CHARLOTTE, N.C. (January 11, 2004) -- In 1974 a young, 15-year old Charles Carpenter first strapped into a 1955 Chevrolet Bel Air and began his drag racing career. Since then, there have been 30 Super Bowls, six Presidents (two named George Bush), the end of the Cold War, two Gulf Wars, the fall of the Berlin Wall, and the introduction (and quick demise) of New Coke. During all this time, one thing has remained constant -- Carpenter's involvement in drag racing behind the wheel of his beloved '55 Chevrolet.

Today, at 45, Carpenter is older but far from slower. In fact, he is now running the best times and fastest speeds of his three-decade-long career.

"When I first got started in racing we were running 11-seconds and around 100 mph for a quarter-mile pass and thought we were really flying," said Carpenter. "At Rockingham (N.C.) last October I laid down my best runs ever, clocking a 6.247 ET and more than 224 mph."

Over the years, Carpenter has owned five different drag cars, each of them a 1955 Chevrolet Bel Air. Today, his claim of owning "The World's Fastest '55" is valid and the current model, adorned in purple and yellow, is among the most popular on the Pro Modified circuit. And while many of his competitors use the same body style, such as a Corvette or Camaro, Carpenter remains the sole '55 Chevy in Pro Mod competition.

Because of his devotion to this car, Carpenter has been named by many as "Father of the Pro Mod."

"The 'Father of the Pro Mod' really was an accidental thing," explained Carpenter. "When I started racing the '55 Chevys, they were still popular in class racing. We ran in many different types of class competition and the car was still an accepted body style (used by other competitors). Then in the mid to late '70s, more aerodynamic and smaller cars started appearing on the race tracks -- the Vegas, the Monzas -- cars like that. There were also Camaros, of course.

"Finally, it got to a point that my car was almost not competitive and then IHRA allowed us nitrous oxide. That was in the early '80s and when we started using the nitrous it suddenly caught me up with these smaller, more aerodynamic cars. Then the media picked up on it and they loved it. They liked that a 'shoebox' -- a big, boxy car -- was out here racing with these little sleek cars and that started the Pro Modified drive."

No slouch behind the wheel, Carpenter really can't tell you the number of victories he has captured over the years, but estimates them at more than 200. He was twice national points champion in the Super Chevy Series (1988, '89) and was the 1992 United States Super Circuit champion. Carpenter was the first of the nostalgia car drivers to break the 200-mph barrier, as well the first to break into the seven-second and six-second elapsed times. Carpenter has set more than 20 track records, as recently as this past August at Eddyville (Iowa) Raceway.

Carpenter has developed a legion of fans over the decades, some with personal memories of the '55 Chevy, others from watching his career over the years.
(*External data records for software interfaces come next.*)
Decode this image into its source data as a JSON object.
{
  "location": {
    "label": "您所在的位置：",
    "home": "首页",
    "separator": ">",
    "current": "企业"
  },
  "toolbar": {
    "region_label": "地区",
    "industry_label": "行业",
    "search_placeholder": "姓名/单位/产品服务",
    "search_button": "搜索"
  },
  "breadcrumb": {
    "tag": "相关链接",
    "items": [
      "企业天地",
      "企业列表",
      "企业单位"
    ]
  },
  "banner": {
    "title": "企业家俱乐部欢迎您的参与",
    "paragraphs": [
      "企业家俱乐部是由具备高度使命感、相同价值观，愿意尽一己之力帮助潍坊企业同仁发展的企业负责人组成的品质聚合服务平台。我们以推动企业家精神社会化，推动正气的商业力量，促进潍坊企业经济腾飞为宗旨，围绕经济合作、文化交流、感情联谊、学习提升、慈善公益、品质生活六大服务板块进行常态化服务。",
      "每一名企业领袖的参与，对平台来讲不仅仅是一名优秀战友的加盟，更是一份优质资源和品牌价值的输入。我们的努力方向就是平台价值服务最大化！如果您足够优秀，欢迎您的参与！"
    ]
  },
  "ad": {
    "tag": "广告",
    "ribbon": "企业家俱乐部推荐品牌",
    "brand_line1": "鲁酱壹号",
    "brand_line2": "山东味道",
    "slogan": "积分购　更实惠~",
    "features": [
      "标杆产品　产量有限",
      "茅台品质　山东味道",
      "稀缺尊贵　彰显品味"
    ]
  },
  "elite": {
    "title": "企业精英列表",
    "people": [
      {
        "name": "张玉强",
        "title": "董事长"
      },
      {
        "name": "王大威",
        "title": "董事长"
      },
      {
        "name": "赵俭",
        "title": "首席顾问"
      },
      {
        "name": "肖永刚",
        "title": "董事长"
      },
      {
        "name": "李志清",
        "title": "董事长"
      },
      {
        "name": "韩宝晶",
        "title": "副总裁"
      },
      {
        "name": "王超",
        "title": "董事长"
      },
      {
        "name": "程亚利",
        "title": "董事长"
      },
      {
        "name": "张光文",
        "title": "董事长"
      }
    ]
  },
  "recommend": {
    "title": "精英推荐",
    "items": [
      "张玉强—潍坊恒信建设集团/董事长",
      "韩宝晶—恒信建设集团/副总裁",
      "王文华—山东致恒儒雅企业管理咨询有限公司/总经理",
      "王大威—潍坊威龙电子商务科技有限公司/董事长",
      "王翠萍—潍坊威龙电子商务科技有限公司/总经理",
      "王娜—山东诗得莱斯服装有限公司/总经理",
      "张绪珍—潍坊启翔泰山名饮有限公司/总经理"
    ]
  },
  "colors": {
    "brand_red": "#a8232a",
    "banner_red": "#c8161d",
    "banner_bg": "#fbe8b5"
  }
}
"I've developed quite a following over the years," Carpenter admitted. "Everywhere I go people come up and tell me that they watched me race at some little track, like Shuffletown, years ago and have been a fan ever since. I have to laugh because quite a few of those tracks that I used to race at are no longer even around -- most have been turned into housing developments."

It is not just the fans that have been loyal to Carpenter, either. He has had several sponsors remain with his program for a number of years, including Custom AutoSound and Buddy's Automotive Concepts.

"I've had some sponsors come and go like every race team," reflected Carpenter. "Custom AutoSound and Buddy's are unusual in that they have stuck by my side through thick and thin for nearly 15 years. Now I've got some new sponsors, such as Embee Performance Coatings and Country Motors Trailer Sales that are excited about using racing to market their products and their enthusiasm is motivating me to have 2004 be my best season yet."

When asked about the most significant changes that he has noticed over the years, Carpenter replied with an unexpected answer. "Now you can buy everything," said Carpenter. "You can even go out and buy a complete race car and head straight out to the track. Thirty years ago that was impossible. Back then we adapted things, fabricated and reworked almost every part that went on the race car."

While cruising the pits at the races, spectators often see the drivers off to the side watching as their crew prepares the car. Today's teams often divide up the duties so that the driver does little else. On the other hand, Carpenter is a throwback to the "olden days" and takes a hands-on approach to setting up his car. Fans asking for his autograph at the races are likely to get some clutch dust along with a signature. After 30 years of doing things himself, it isn't likely that Carpenter is going to give up turning a wrench anytime soon.

And since Carpenter has no plans to hang up his helmet anytime soon, fans of the "World's Fastest '55" can look forward to watching him for years to come. Could we see a 50th Anniversary for Carpenter in the future?

--www.fastest55.com--